Yes, that is the question that we get asked, a lot... so what is the answer to it?
First of all it is not just about SAML. SAML is a federated Web SSO protocol just like OpenID Connect or WS-Federation and any arguments for SAML would apply equally to any of the other protocols. Moreover, federated SSO protocols are token-based in nature, e.g. they use tokens to sign on users to applications instead of passwords. Thus any arguments in favor of SAML would apply equally to token-based protocols that have goals that are different from Web SSO, such as OAuth 2.0 or WS-Trust that focus on protecting APIs with tokens instead of passwords.
So actually the question should be: "why are tokens more secure than passwords"? Well, that boils down to two core characteristics of tokens:
Scope limited: tokens are issued for a specific usage, e.g. for a specific target or application; moreover, they may even represent a constrained set of permissions within a single application (e.g. read or write).
Time restricted: tokens expire, e.g. are valid only for a limited amount of time.

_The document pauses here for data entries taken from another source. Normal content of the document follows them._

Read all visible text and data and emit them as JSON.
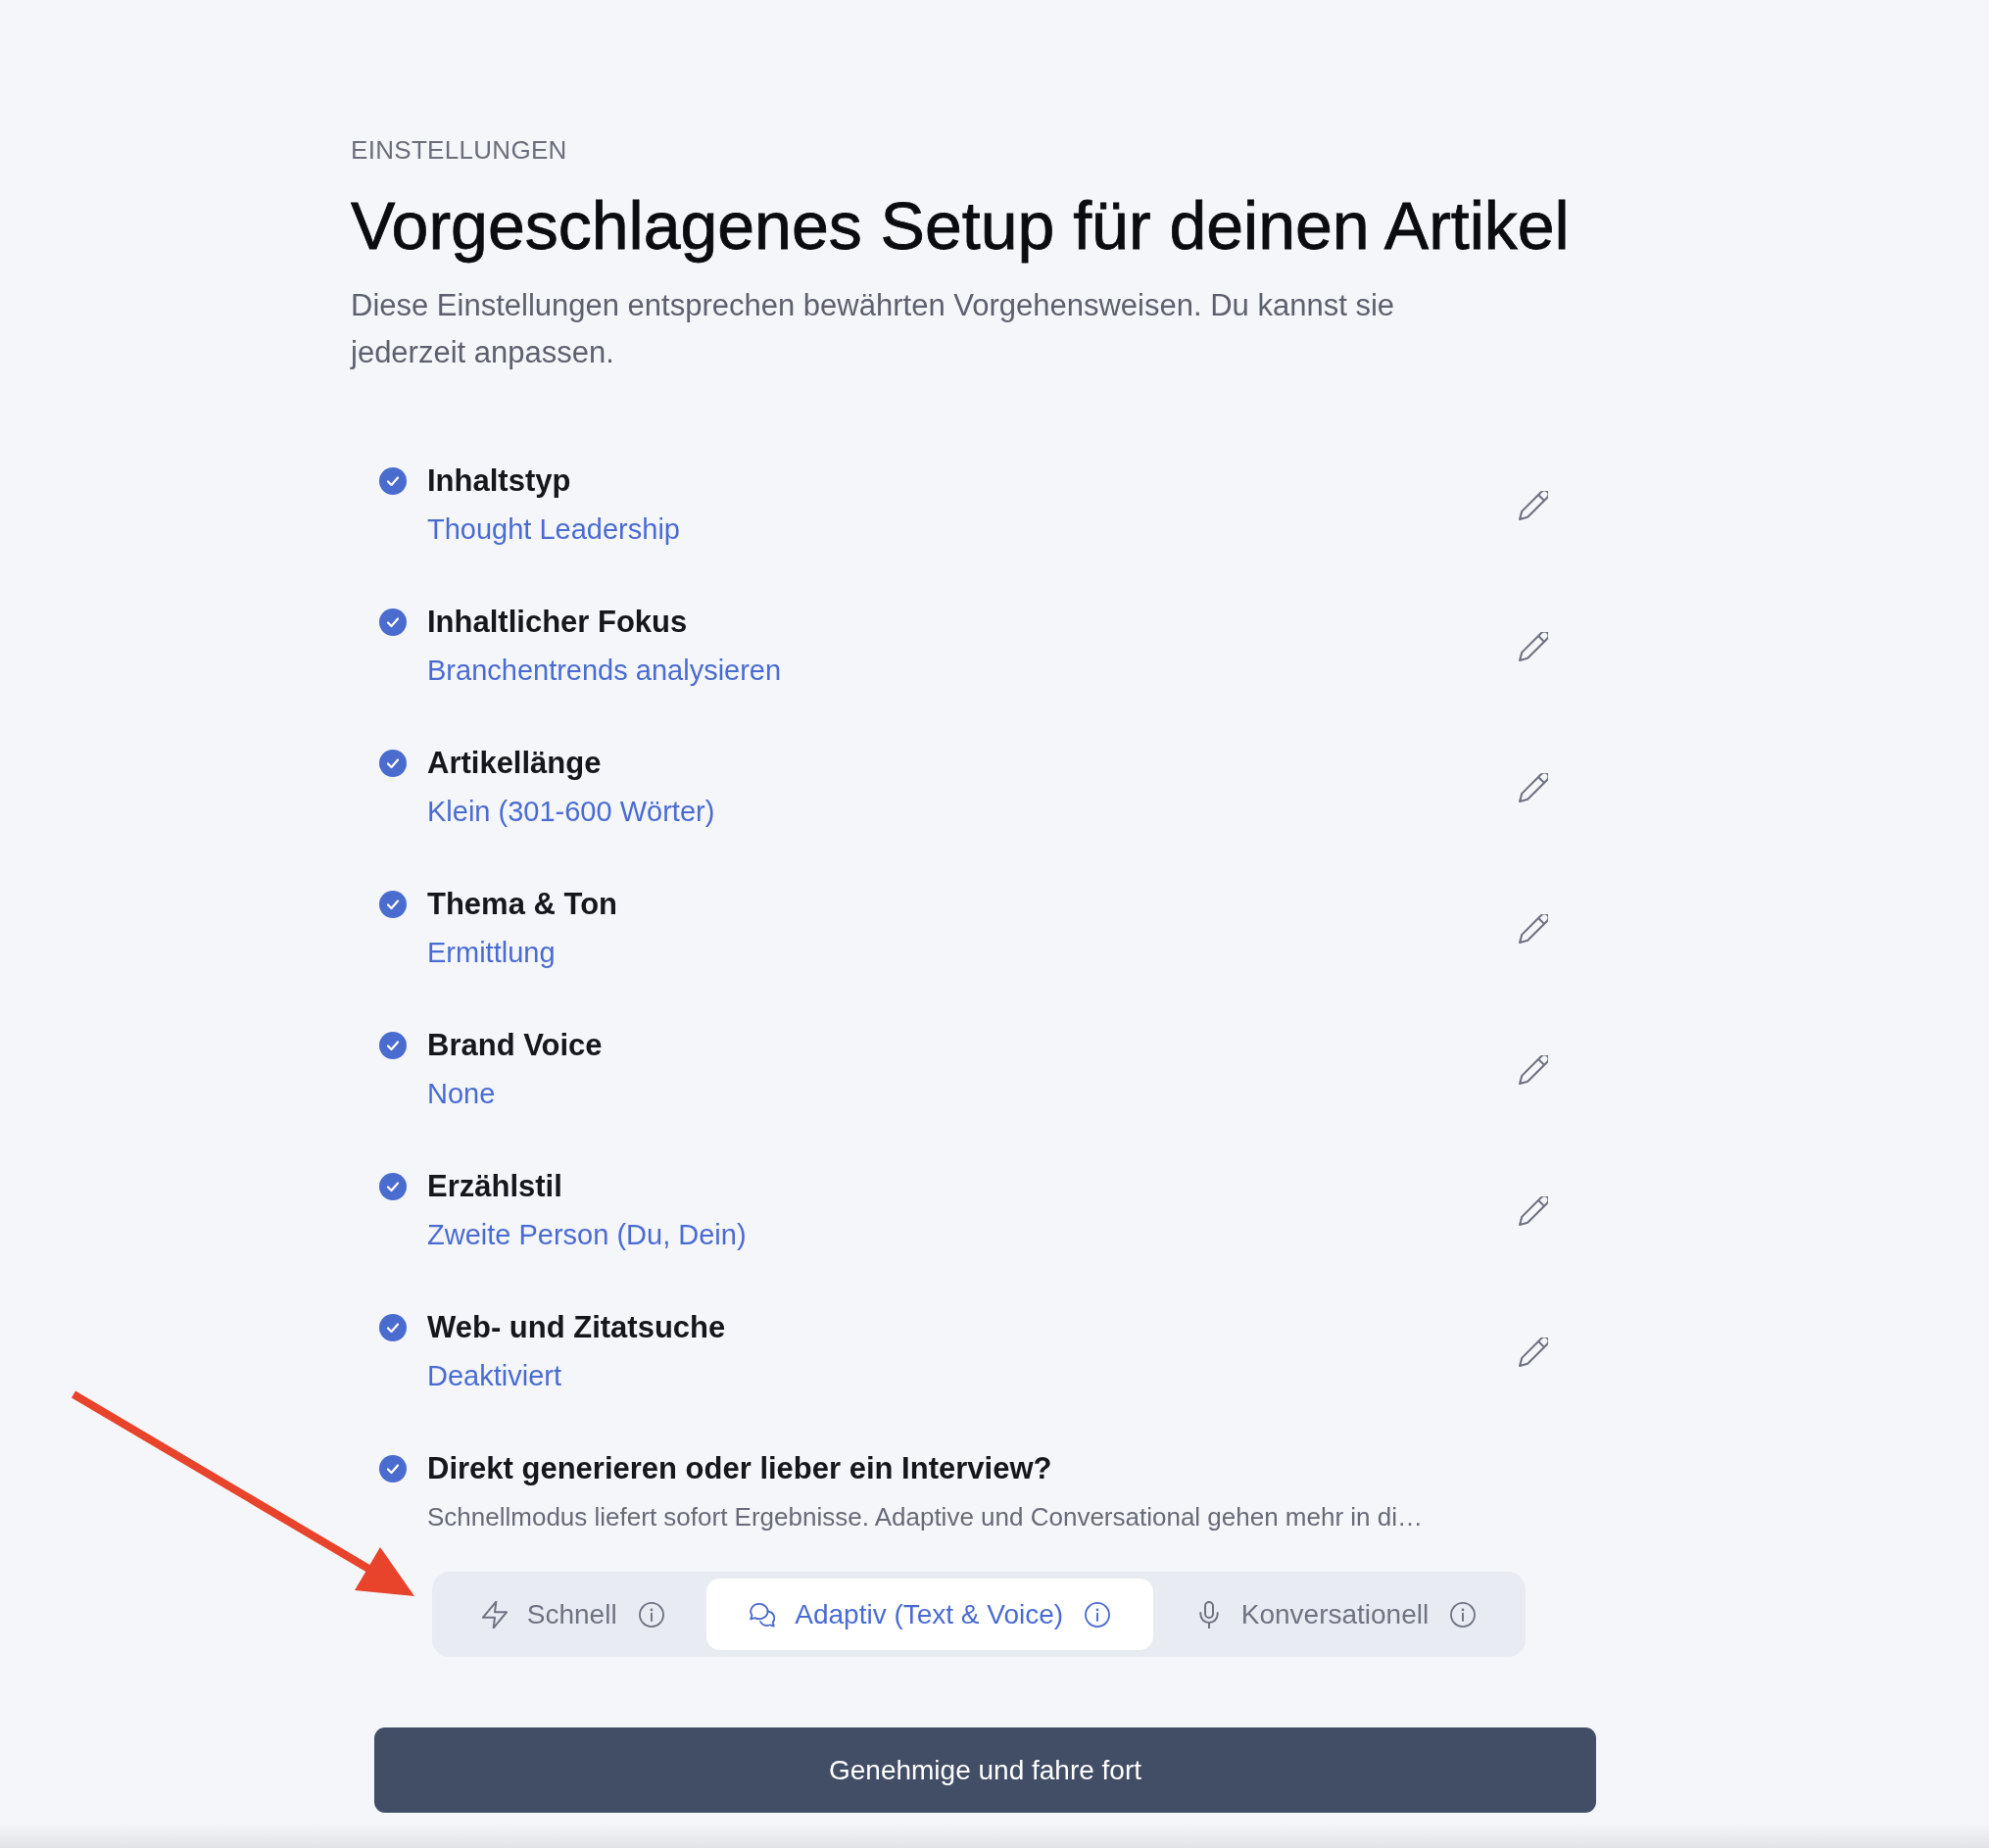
{
  "header": {
    "eyebrow": "EINSTELLUNGEN",
    "title": "Vorgeschlagenes Setup für deinen Artikel",
    "description": "Diese Einstellungen entsprechen bewährten Vorgehensweisen. Du kannst sie jederzeit anpassen."
  },
  "settings": [
    {
      "kind": "value",
      "checked": true,
      "label": "Inhaltstyp",
      "value": "Thought Leadership"
    },
    {
      "kind": "value",
      "checked": true,
      "label": "Inhaltlicher Fokus",
      "value": "Branchentrends analysieren"
    },
    {
      "kind": "value",
      "checked": true,
      "label": "Artikellänge",
      "value": "Klein (301-600 Wörter)"
    },
    {
      "kind": "value",
      "checked": true,
      "label": "Thema & Ton",
      "value": "Ermittlung"
    },
    {
      "kind": "value",
      "checked": true,
      "label": "Brand Voice",
      "value": "None"
    },
    {
      "kind": "value",
      "checked": true,
      "label": "Erzählstil",
      "value": "Zweite Person (Du, Dein)"
    },
    {
      "kind": "value",
      "checked": true,
      "label": "Web- und Zitatsuche",
      "value": "Deaktiviert"
    },
    {
      "kind": "choice",
      "checked": true,
      "label": "Direkt generieren oder lieber ein Interview?",
      "hint": "Schnellmodus liefert sofort Ergebnisse. Adaptive und Conversational gehen mehr in di…",
      "options": [
        {
          "label": "Schnell",
          "selected": false
        },
        {
          "label": "Adaptiv (Text & Voice)",
          "selected": true
        },
        {
          "label": "Konversationell",
          "selected": false
        }
      ]
    }
  ],
  "primary_button": {
    "label": "Genehmige und fahre fort"
  },
  "annotations": [
    {
      "kind": "arrow"
    }
  ]
}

As you can see passwords have far worse characteristics: they are unrestricted in time and give the software that uses the password access to anything that the user can access, possibly across different targets or applications. With these characteristics in mind it is not difficult to list the benefits of federated SSO tokens over passwords:
Mitigate password proliferation: no longer are passwords stored across multiple 3rd party/SaaS apps. When the next SaaS breach happens it will only affect that specific SaaS and you won't have lost a password that can be used elsewhere as well.
Strong authentication: the Identity Provider can upgrade to stronger (e.g. multi-factor) authentication independent of the applications yet the (SaaS) applications still benefit from that upgrade.
Granularity: tokens allow for granular application permissions instead of granting access to everything that the user has access to possibly across other targets or applications.
Revocation: tokens can be easily revoked or renewed whereas passwords are much harder to revoke or change (without breaking other stuff)
Differentiation: a token can be issued for a specific client and so it allows the application to distinghuish between that client and the user himself, which aids to auditability and compliancy.
Teaches users to be more careful with their (single) password: as users have less passwords now, the one(s) that they still have - with their IDP(s) - are more valuable to them.
These basic security benefits also give rise to a number of higer-level business-related benefits:
Lower overhead of managing user credentials: only at the IDP
Less liability: better compliance with laws, regulations and standards
Less identity thefts
Increased protection of Personally Identifiable Information (PII)
So back to the original question: as you can see it is not an either/or question and it only makes sense when you consider it from a particular point-of-view, i.e. the application provider, or the user, etc. In 99% of cases, passwords will continue to play a part in an identity architecture. SAML can help you make your architecture more secure if you use it to isolate and control where and when passwords are used and for the reasons listed above. But SAML cannot replace all passwords - examples include administrator credentials, client bootstrapping credentials, and usually the primary authentication mechanism.